It's not about "effectiveness"
By Jared M. Rhoads
Last month, President Obama signed into law the American Recovery and Reinvestment Act, a piece of legislation intended to stimulate the economy by "laying the groundwork" for recovery with smart investments in infrastructure, jobs, and research. Among the many provisions for healthcare, the act sets aside $1.1 billion for government research to determine which treatments, drugs, and technologies are the most effective in preventing, diagnosing, and treating various conditions and disorders.
From a strictly medical perspective, this type of research is intriguing because the precise risks and benefits of many treatment options are unclear, and often it is not understood why some therapies work for some patients and not for others.
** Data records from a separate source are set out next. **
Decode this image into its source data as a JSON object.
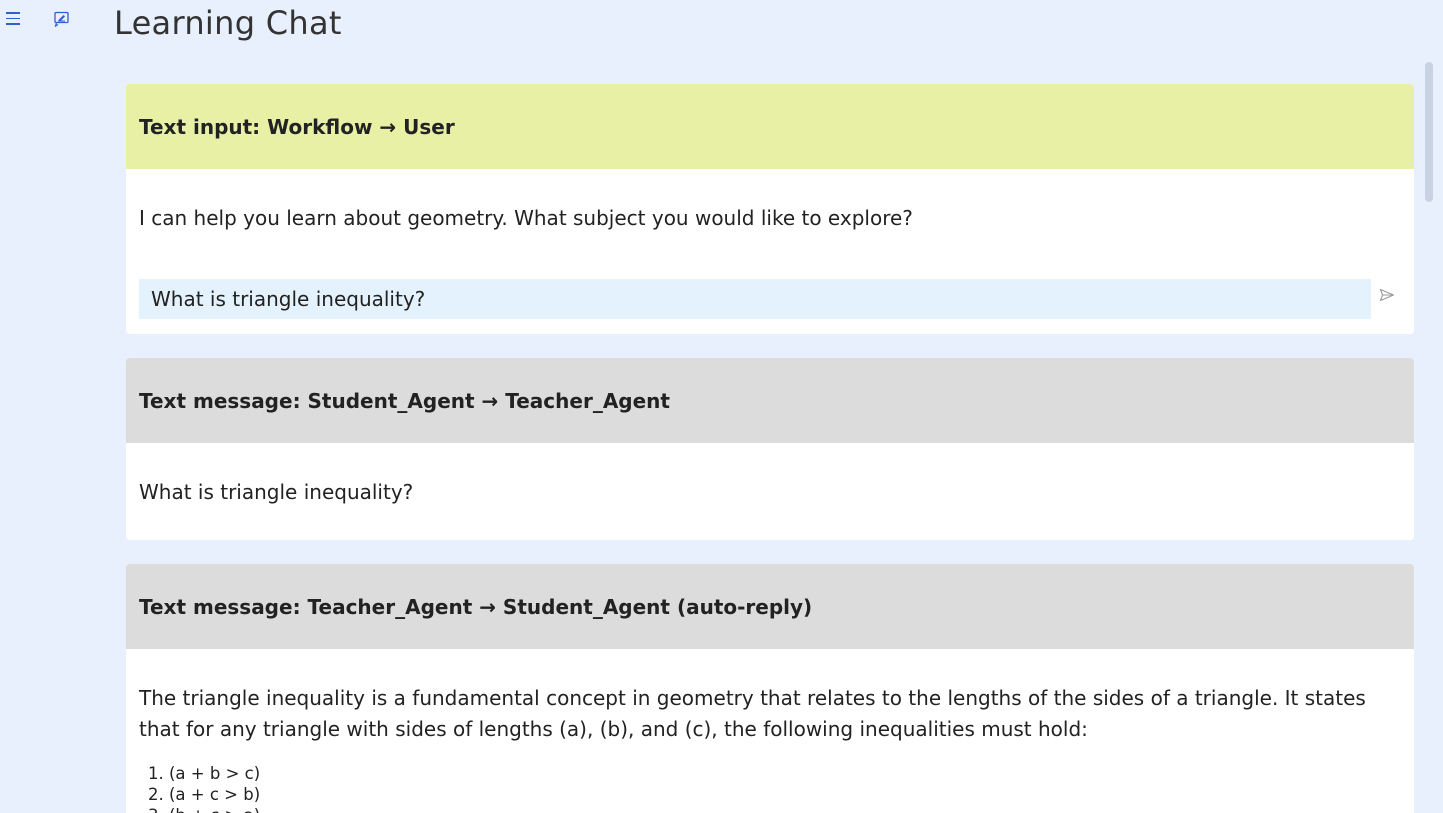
{
  "page": {
    "title": "Learning Chat"
  },
  "icons": {
    "menu": "hamburger-menu-icon",
    "new_chat": "edit-chat-icon",
    "send": "send-icon"
  },
  "cards": [
    {
      "kind": "text-input",
      "header": "Text input: Workflow → User",
      "prompt": "I can help you learn about geometry. What subject you would like to explore?",
      "reply_value": "What is triangle inequality?"
    },
    {
      "kind": "text-message",
      "header": "Text message: Student_Agent → Teacher_Agent",
      "text": "What is triangle inequality?"
    },
    {
      "kind": "text-message",
      "header": "Text message: Teacher_Agent → Student_Agent (auto-reply)",
      "text": "The triangle inequality is a fundamental concept in geometry that relates to the lengths of the sides of a triangle. It states that for any triangle with sides of lengths (a), (b), and (c), the following inequalities must hold:",
      "list": [
        "(a + b > c)",
        "(a + c > b)",
        "(b + c > a)"
      ]
    }
  ],
  "colors": {
    "page_bg": "#e9f0fd",
    "input_header": "#e7f0a5",
    "message_header": "#dcdcdc",
    "reply_field_bg": "#e3f2fc",
    "accent": "#2f5fd0"
  }
}
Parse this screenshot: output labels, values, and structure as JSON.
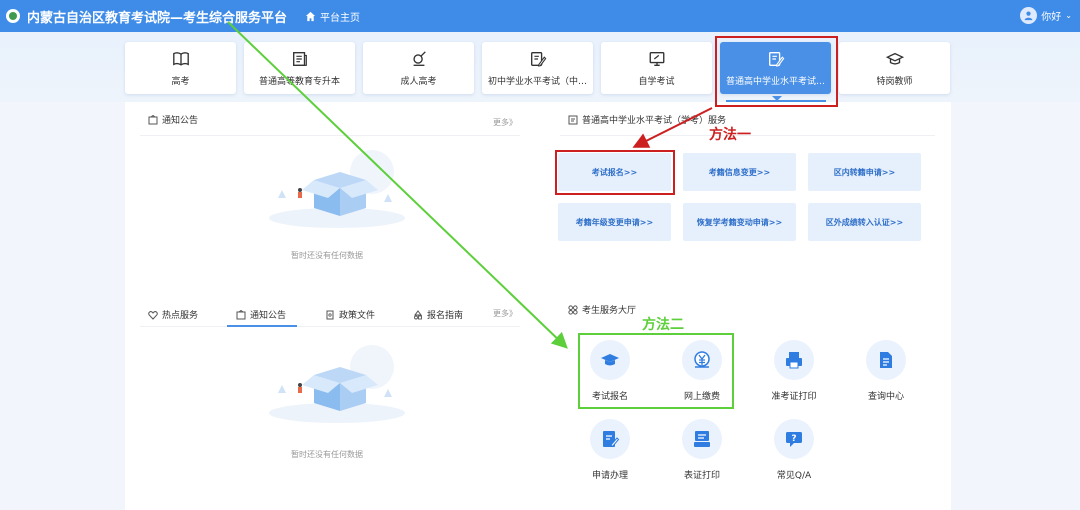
{
  "header": {
    "site_title": "内蒙古自治区教育考试院—考生综合服务平台",
    "home_label": "平台主页",
    "user_greeting": "你好",
    "color": "#3f8ce8"
  },
  "categories": [
    {
      "label": "高考",
      "icon": "book-open-icon"
    },
    {
      "label": "普通高等教育专升本",
      "icon": "document-icon"
    },
    {
      "label": "成人高考",
      "icon": "pen-certificate-icon"
    },
    {
      "label": "初中学业水平考试（中…",
      "icon": "edit-document-icon"
    },
    {
      "label": "自学考试",
      "icon": "monitor-edit-icon"
    },
    {
      "label": "普通高中学业水平考试…",
      "icon": "edit-document-icon",
      "active": true
    },
    {
      "label": "特岗教师",
      "icon": "graduation-cap-icon"
    }
  ],
  "notice_section": {
    "title": "通知公告",
    "more": "更多》",
    "empty_text": "暂时还没有任何数据"
  },
  "exam_service": {
    "title": "普通高中学业水平考试（学考）服务",
    "buttons": [
      "考试报名>>",
      "考籍信息变更>>",
      "区内转籍申请>>",
      "考籍年级变更申请>>",
      "恢复学考籍变动申请>>",
      "区外成绩转入认证>>"
    ]
  },
  "tabs": {
    "items": [
      "热点服务",
      "通知公告",
      "政策文件",
      "报名指南"
    ],
    "active_index": 1,
    "more": "更多》",
    "empty_text": "暂时还没有任何数据"
  },
  "hall": {
    "title": "考生服务大厅",
    "items": [
      {
        "label": "考试报名",
        "icon": "mortarboard-icon"
      },
      {
        "label": "网上缴费",
        "icon": "yen-coin-icon"
      },
      {
        "label": "准考证打印",
        "icon": "printer-icon"
      },
      {
        "label": "查询中心",
        "icon": "search-document-icon"
      },
      {
        "label": "申请办理",
        "icon": "edit-form-icon"
      },
      {
        "label": "表证打印",
        "icon": "form-print-icon"
      },
      {
        "label": "常见Q/A",
        "icon": "qa-chat-icon"
      }
    ]
  },
  "annotations": {
    "method_one": "方法一",
    "method_two": "方法二",
    "red": "#cc1f1f",
    "green": "#5ccf3b"
  }
}
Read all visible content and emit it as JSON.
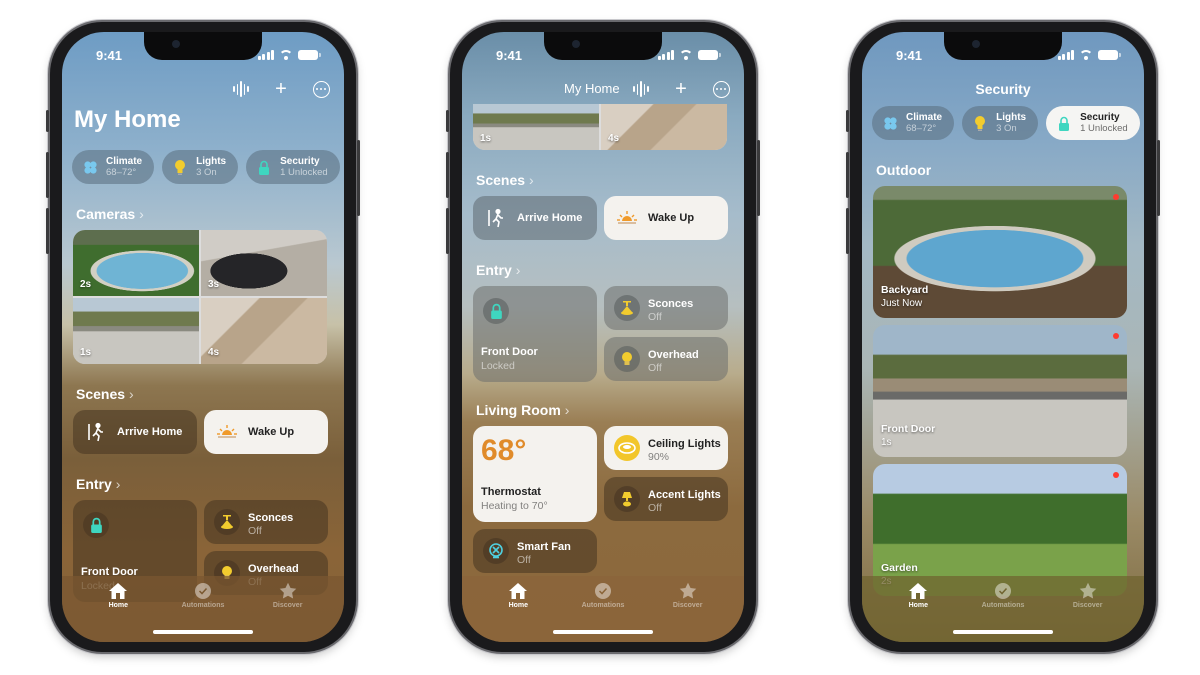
{
  "status": {
    "time": "9:41"
  },
  "phones": [
    {
      "title": "My Home",
      "chips": [
        {
          "label": "Climate",
          "sub": "68–72°",
          "icon": "fan-icon"
        },
        {
          "label": "Lights",
          "sub": "3 On",
          "icon": "lightbulb-icon"
        },
        {
          "label": "Security",
          "sub": "1 Unlocked",
          "icon": "lock-icon"
        }
      ],
      "cameras": {
        "heading": "Cameras",
        "tiles": [
          {
            "label": "2s"
          },
          {
            "label": "3s"
          },
          {
            "label": "1s"
          },
          {
            "label": "4s"
          }
        ]
      },
      "scenes": {
        "heading": "Scenes",
        "items": [
          {
            "label": "Arrive Home"
          },
          {
            "label": "Wake Up"
          }
        ]
      },
      "entry": {
        "heading": "Entry",
        "front_door": {
          "name": "Front Door",
          "state": "Locked"
        },
        "sconces": {
          "name": "Sconces",
          "state": "Off"
        },
        "overhead": {
          "name": "Overhead",
          "state": "Off"
        }
      }
    },
    {
      "nav_title": "My Home",
      "cameras": {
        "tiles": [
          {
            "label": "1s"
          },
          {
            "label": "4s"
          }
        ]
      },
      "scenes": {
        "heading": "Scenes",
        "items": [
          {
            "label": "Arrive Home"
          },
          {
            "label": "Wake Up"
          }
        ]
      },
      "entry": {
        "heading": "Entry",
        "front_door": {
          "name": "Front Door",
          "state": "Locked"
        },
        "sconces": {
          "name": "Sconces",
          "state": "Off"
        },
        "overhead": {
          "name": "Overhead",
          "state": "Off"
        }
      },
      "living_room": {
        "heading": "Living Room",
        "thermostat": {
          "temp": "68°",
          "name": "Thermostat",
          "state": "Heating to 70°"
        },
        "ceiling_lights": {
          "name": "Ceiling Lights",
          "state": "90%"
        },
        "accent_lights": {
          "name": "Accent Lights",
          "state": "Off"
        },
        "smart_fan": {
          "name": "Smart Fan",
          "state": "Off"
        }
      }
    },
    {
      "nav_title": "Security",
      "chips": [
        {
          "label": "Climate",
          "sub": "68–72°",
          "icon": "fan-icon"
        },
        {
          "label": "Lights",
          "sub": "3 On",
          "icon": "lightbulb-icon"
        },
        {
          "label": "Security",
          "sub": "1 Unlocked",
          "icon": "lock-icon",
          "selected": true
        }
      ],
      "outdoor": {
        "heading": "Outdoor",
        "cameras": [
          {
            "name": "Backyard",
            "time": "Just Now"
          },
          {
            "name": "Front Door",
            "time": "1s"
          },
          {
            "name": "Garden",
            "time": "2s"
          }
        ]
      }
    }
  ],
  "tabbar": {
    "items": [
      {
        "label": "Home",
        "active": true
      },
      {
        "label": "Automations"
      },
      {
        "label": "Discover"
      }
    ]
  },
  "colors": {
    "accent_temp": "#e08b2a",
    "lock_teal": "#3fd6c0",
    "bulb_yellow": "#f2cc2e",
    "rec_red": "#ff3b30"
  }
}
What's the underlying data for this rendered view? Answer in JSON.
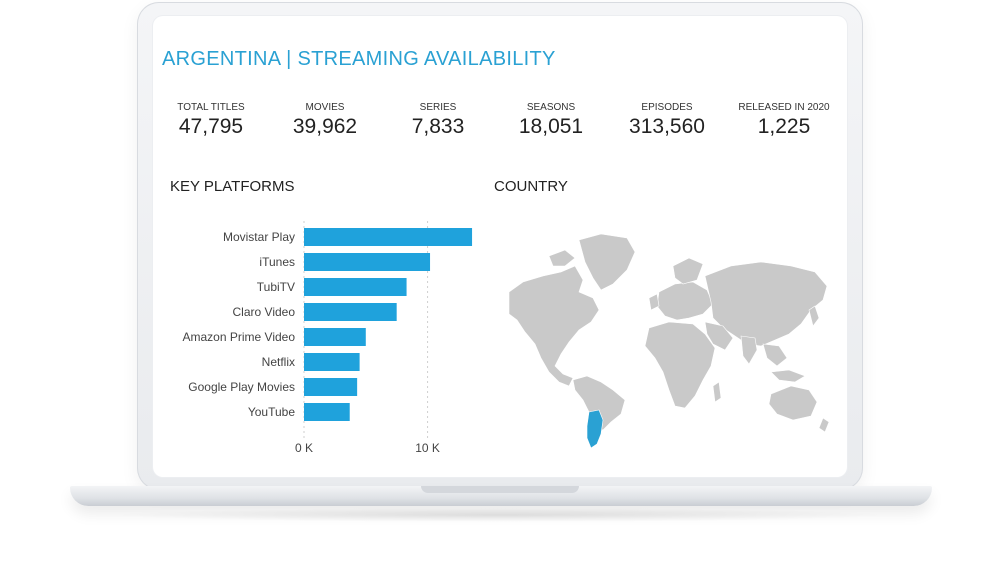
{
  "dashboard": {
    "title": "ARGENTINA | STREAMING AVAILABILITY",
    "kpis": [
      {
        "label": "TOTAL TITLES",
        "value": "47,795"
      },
      {
        "label": "MOVIES",
        "value": "39,962"
      },
      {
        "label": "SERIES",
        "value": "7,833"
      },
      {
        "label": "SEASONS",
        "value": "18,051"
      },
      {
        "label": "EPISODES",
        "value": "313,560"
      },
      {
        "label": "RELEASED IN 2020",
        "value": "1,225"
      }
    ],
    "platforms_title": "KEY PLATFORMS",
    "country_title": "COUNTRY"
  },
  "colors": {
    "accent": "#2aa1d3",
    "bar": "#1fa2dc",
    "map_land": "#c9c9c9",
    "map_highlight": "#2aa1d3"
  },
  "chart_data": {
    "type": "bar",
    "orientation": "horizontal",
    "categories": [
      "Movistar Play",
      "iTunes",
      "TubiTV",
      "Claro Video",
      "Amazon Prime Video",
      "Netflix",
      "Google Play Movies",
      "YouTube"
    ],
    "values": [
      13600,
      10200,
      8300,
      7500,
      5000,
      4500,
      4300,
      3700
    ],
    "xlim": [
      0,
      14000
    ],
    "xticks": [
      {
        "value": 0,
        "label": "0 K"
      },
      {
        "value": 10000,
        "label": "10 K"
      }
    ],
    "gridlines": "dashed vertical"
  },
  "map": {
    "highlighted_country": "Argentina"
  }
}
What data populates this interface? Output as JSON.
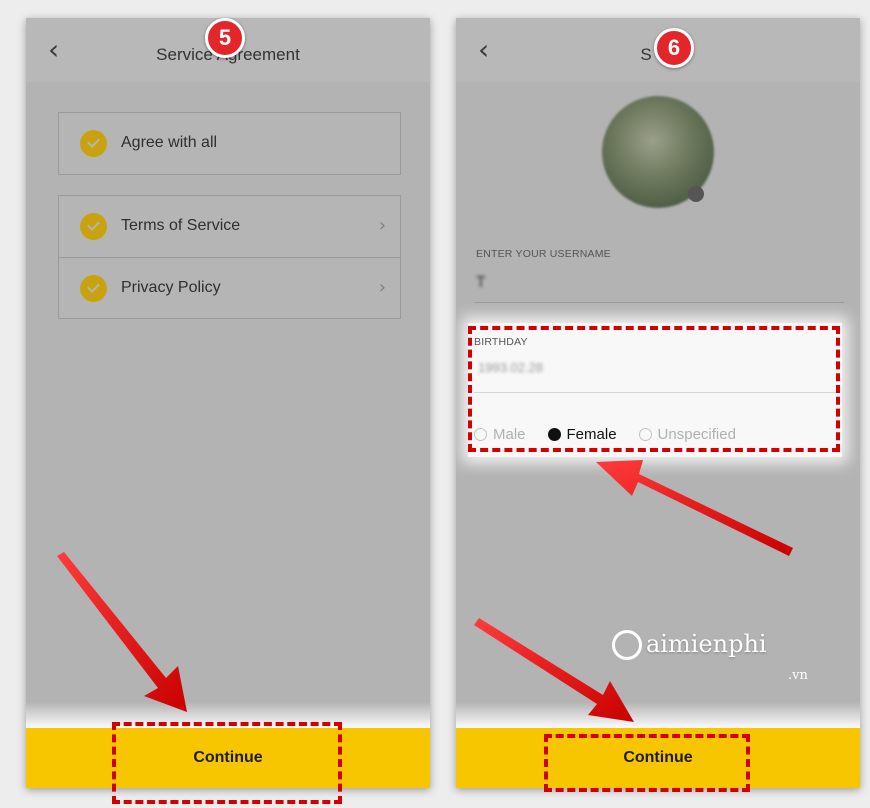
{
  "left_screen": {
    "title": "Service Agreement",
    "step_number": "5",
    "agreements": {
      "agree_all": "Agree with all",
      "items": [
        {
          "label": "Terms of Service"
        },
        {
          "label": "Privacy Policy"
        }
      ]
    },
    "continue_label": "Continue"
  },
  "right_screen": {
    "title": "S",
    "step_number": "6",
    "username_caption": "ENTER YOUR USERNAME",
    "username_value": "T",
    "birthday_caption": "BIRTHDAY",
    "birthday_value": "1993.02.28",
    "gender_options": [
      "Male",
      "Female",
      "Unspecified"
    ],
    "gender_selected": "Female",
    "continue_label": "Continue"
  },
  "watermark": {
    "brand": "aimienphi",
    "suffix": ".vn"
  },
  "colors": {
    "accent_yellow": "#f8c600",
    "check_gold": "#c9a30f",
    "annotation_red": "#d40000"
  }
}
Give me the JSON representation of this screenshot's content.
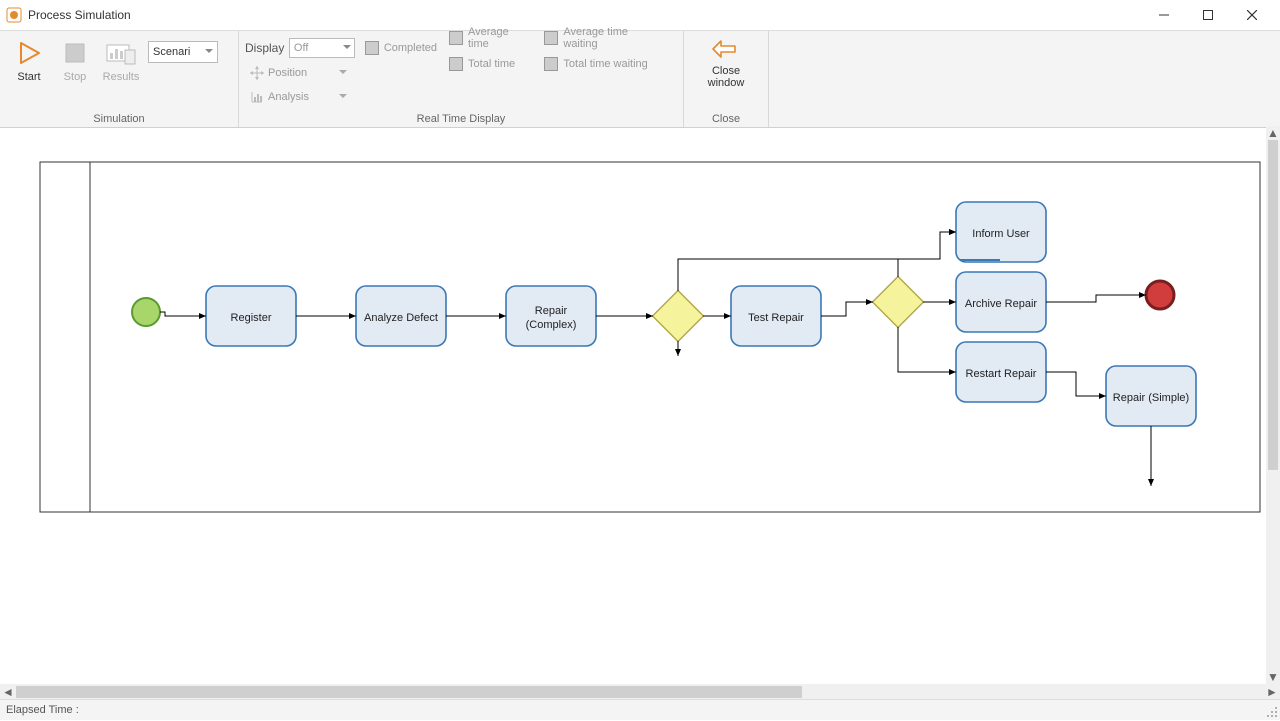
{
  "window": {
    "title": "Process Simulation"
  },
  "ribbon": {
    "simulation": {
      "label": "Simulation",
      "start": "Start",
      "stop": "Stop",
      "results": "Results",
      "scenario_value": "Scenari"
    },
    "realtime": {
      "label": "Real Time Display",
      "display_label": "Display",
      "display_value": "Off",
      "position": "Position",
      "analysis": "Analysis",
      "checks": {
        "completed": "Completed",
        "avg_time": "Average time",
        "avg_wait": "Average time waiting",
        "total_time": "Total time",
        "total_wait": "Total time waiting"
      }
    },
    "close": {
      "label": "Close",
      "button_line1": "Close",
      "button_line2": "window"
    }
  },
  "diagram": {
    "tasks": {
      "register": "Register",
      "analyze": "Analyze Defect",
      "repair_complex_l1": "Repair",
      "repair_complex_l2": "(Complex)",
      "test_repair": "Test Repair",
      "inform_user": "Inform User",
      "archive_repair": "Archive Repair",
      "restart_repair": "Restart Repair",
      "repair_simple": "Repair (Simple)"
    }
  },
  "status": {
    "elapsed": "Elapsed Time :"
  }
}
But why is this any business of the federal government?
Supporters of the research defend the spending on the grounds that it will help to make programs such as Medicare less wasteful. Comparative effectiveness research, they say, will ensure "responsible stewardship" of the public's funds by allowing the government to pay only for what works. For example, if researchers find that some cheaper alternative works just as well across a population as a more expensive treatment, then the government could change the Medicare reimbursement structure to provide an incentive for the former and a disincentive (or outright penalty) for the latter.
Interestingly, such uses of the research findings are explicitly prohibited in the text of the Act. Section 804 stipulates that the law shall not be construed to permit the Federal Coordinating Council to mandate coverage, reimbursement, or other policies for any public or private payer based on the findings of researchers.
But that will not stop the government. In due time, Congress will strike, amend, ignore, or "provide clarification" such that it will be possible for the government to use these findings to substitute the cheapest possible care for patients, Canadian-style. Guaranteed. After all, if the findings cannot be used to inform policy making, then why bother doing the research at all?
Investing taxpayer money in the name of delivering care more efficiently does not change the fact that there is no rational justification for government involvement in healthcare in the first place. If a man is robbed at gunpoint, does it make any difference how carefully and "effectively" the thief spends the loot?
The purpose of government is to protect rights, not play universal problem-solver for all manners of health and welfare needs. To even discuss the alleged merits of such research is to evade the source of the funds (confiscatory taxes) and lend credibility to those who seek to expand the reach of government into medicine.
Comparative effectiveness research sets the stage for an unprecedented increase in the government's power to control what treatments providers can prescribe and to whom. We already have a mechanism by which to determine and reward best practices: the free market. But unless the market is allowed to operate unhampered and unfettered, we will never escape the cycle of programs breeding programs.
1 H.R. 679; 111th Congress (2009): American Recovery and Reinvestment Act of 2009
2 Paduda, J. "The horrors of effectiveness research" Managed Care Matters. In his article, Paduda writes: "I'm completely disgusted with the hypocrisy of the libertarian right; those who have screamed for years about the ineffectiveness of government, ranting nonstop about how government can't do anything right, yet are now screaming even louder as government attempts to make sure they are responsible stewards of the public's funds."